Content starts
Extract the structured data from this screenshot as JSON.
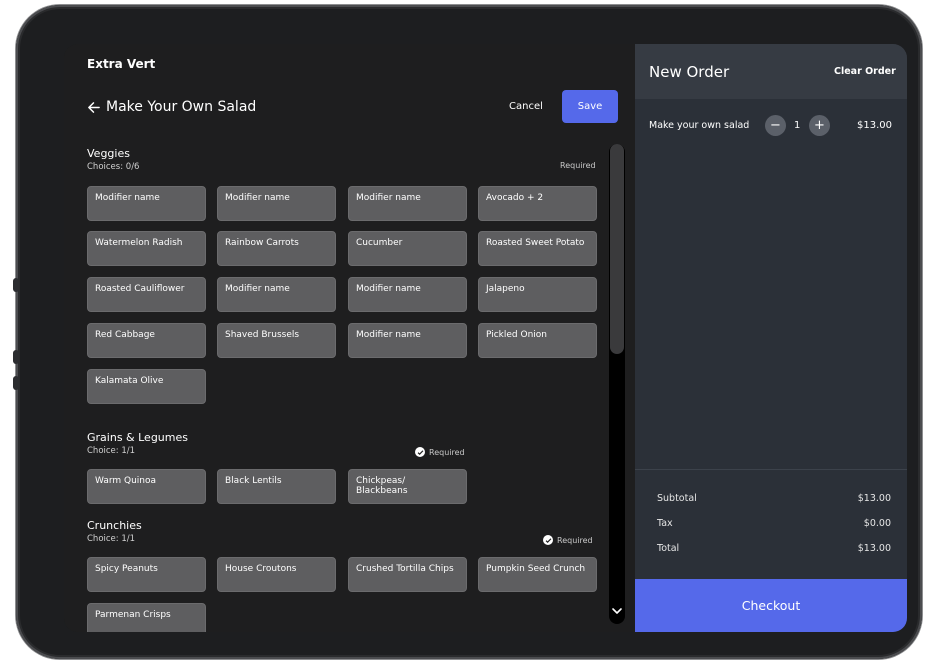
{
  "venue": "Extra Vert",
  "page_title": "Make Your Own Salad",
  "actions": {
    "cancel": "Cancel",
    "save": "Save"
  },
  "groups": {
    "veggies": {
      "title": "Veggies",
      "choices": "Choices: 0/6",
      "required": "Required",
      "items": [
        "Modifier name",
        "Modifier name",
        "Modifier name",
        "Avocado + 2",
        "Watermelon Radish",
        "Rainbow Carrots",
        "Cucumber",
        "Roasted Sweet Potato",
        "Roasted Cauliflower",
        "Modifier name",
        "Modifier name",
        "Jalapeno",
        "Red Cabbage",
        "Shaved Brussels",
        "Modifier name",
        "Pickled Onion",
        "Kalamata Olive"
      ]
    },
    "grains": {
      "title": "Grains & Legumes",
      "choices": "Choice: 1/1",
      "required": "Required",
      "items": [
        "Warm Quinoa",
        "Black Lentils",
        "Chickpeas/ Blackbeans"
      ]
    },
    "crunchies": {
      "title": "Crunchies",
      "choices": "Choice: 1/1",
      "required": "Required",
      "items": [
        "Spicy Peanuts",
        "House Croutons",
        "Crushed Tortilla Chips",
        "Pumpkin Seed Crunch",
        "Parmenan Crisps"
      ]
    }
  },
  "order": {
    "title": "New Order",
    "clear": "Clear Order",
    "line_items": [
      {
        "name": "Make your own salad",
        "qty": "1",
        "price": "$13.00"
      }
    ],
    "qty_minus": "−",
    "qty_plus": "+",
    "subtotal_label": "Subtotal",
    "subtotal": "$13.00",
    "tax_label": "Tax",
    "tax": "$0.00",
    "total_label": "Total",
    "total": "$13.00",
    "checkout": "Checkout"
  },
  "colors": {
    "accent": "#5569ea",
    "chip": "#5e5e60",
    "panel": "#2b3038"
  }
}
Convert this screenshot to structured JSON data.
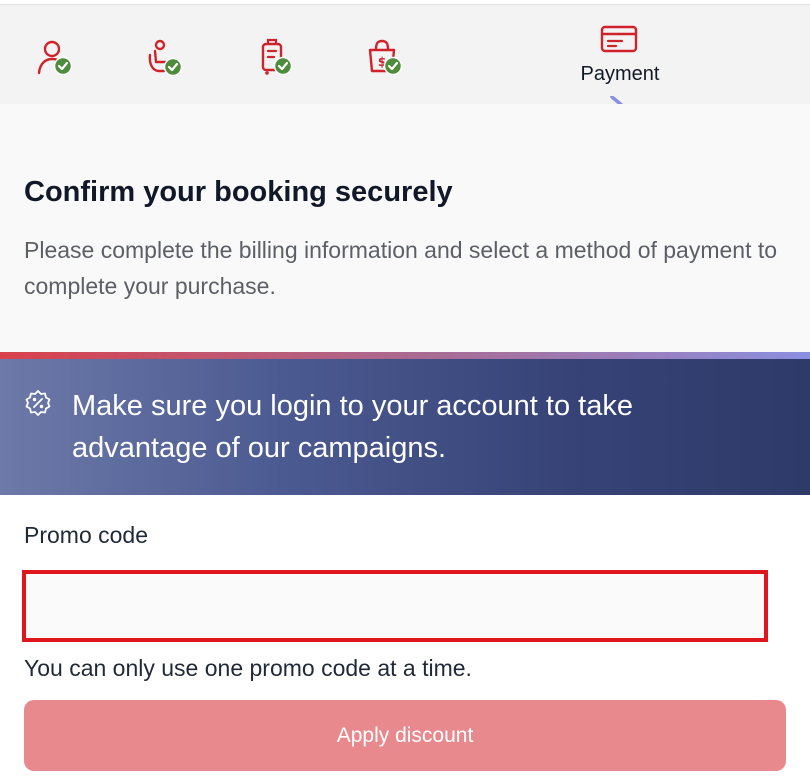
{
  "stepper": {
    "steps": [
      {
        "icon": "user-icon",
        "status": "complete"
      },
      {
        "icon": "seat-icon",
        "status": "complete"
      },
      {
        "icon": "luggage-icon",
        "status": "complete"
      },
      {
        "icon": "shopping-bag-icon",
        "status": "complete"
      },
      {
        "icon": "credit-card-icon",
        "status": "current",
        "label": "Payment"
      }
    ],
    "check_color": "#4f8b3c",
    "icon_color": "#d0222b"
  },
  "intro": {
    "title": "Confirm your booking securely",
    "subtitle": "Please complete the billing information and select a method of payment to complete your purchase."
  },
  "banner": {
    "icon": "discount-badge-icon",
    "text": "Make sure you login to your account to take advantage of our campaigns."
  },
  "promo": {
    "label": "Promo code",
    "value": "",
    "note": "You can only use one promo code at a time.",
    "apply_label": "Apply discount"
  },
  "colors": {
    "accent": "#e0161e",
    "button_disabled": "#e88a8d",
    "banner_dark": "#2e3a68"
  }
}
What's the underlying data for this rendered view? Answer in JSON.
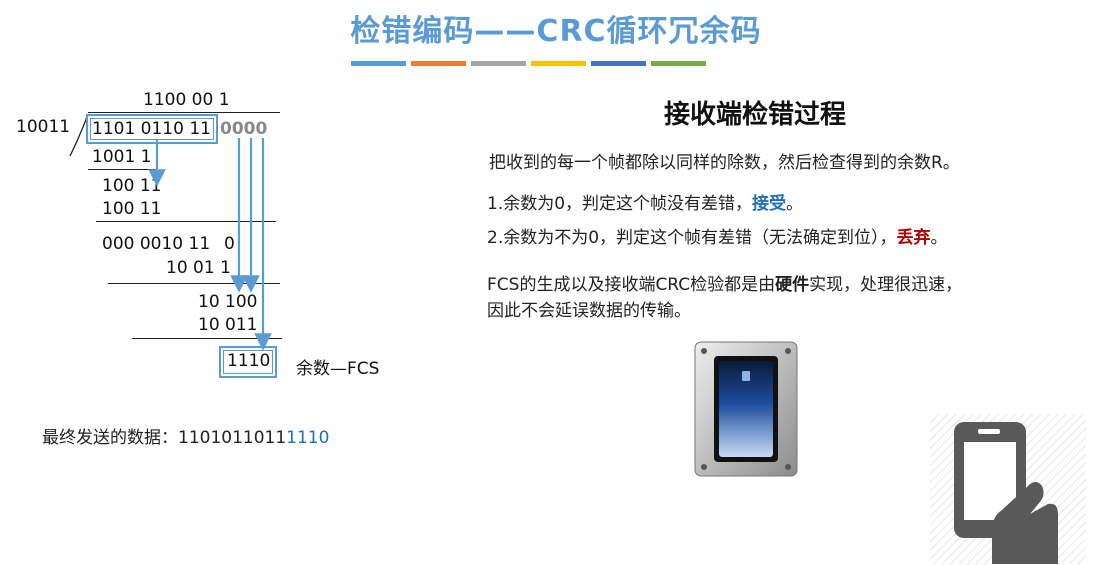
{
  "title": "检错编码——CRC循环冗余码",
  "color_bars": [
    "#5b9bd5",
    "#ed7d31",
    "#a5a5a5",
    "#ffc000",
    "#4472c4",
    "#70ad47"
  ],
  "division": {
    "quotient": "1100 00 1",
    "divisor": "10011",
    "dividend_data": "1101 0110 11",
    "dividend_fcs": "0000",
    "step1": "1001 1",
    "step2": "100 11",
    "step3": "100 11",
    "step4_a": "000 0010 11",
    "step4_b": "0",
    "step5": "10 01 1",
    "step6": "10 100",
    "step7": "10 011",
    "remainder": "1110",
    "remainder_label": "余数—FCS"
  },
  "final": {
    "label": "最终发送的数据：",
    "data": "1101011011",
    "fcs": "1110"
  },
  "right": {
    "heading": "接收端检错过程",
    "intro": "把收到的每一个帧都除以同样的除数，然后检查得到的余数R。",
    "item1_text": "1.余数为0，判定这个帧没有差错，",
    "item1_accent": "接受",
    "item1_end": "。",
    "item2_text": "2.余数为不为0，判定这个帧有差错（无法确定到位），",
    "item2_accent": "丢弃",
    "item2_end": "。",
    "fcs_line1_a": "FCS的生成以及接收端CRC检验都是由",
    "fcs_line1_bold": "硬件",
    "fcs_line1_b": "实现，处理很迅速，",
    "fcs_line2": "因此不会延误数据的传输。"
  }
}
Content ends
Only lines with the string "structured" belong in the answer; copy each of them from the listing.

Extract the structured data from this screenshot as JSON.
Convert this screenshot to structured JSON data.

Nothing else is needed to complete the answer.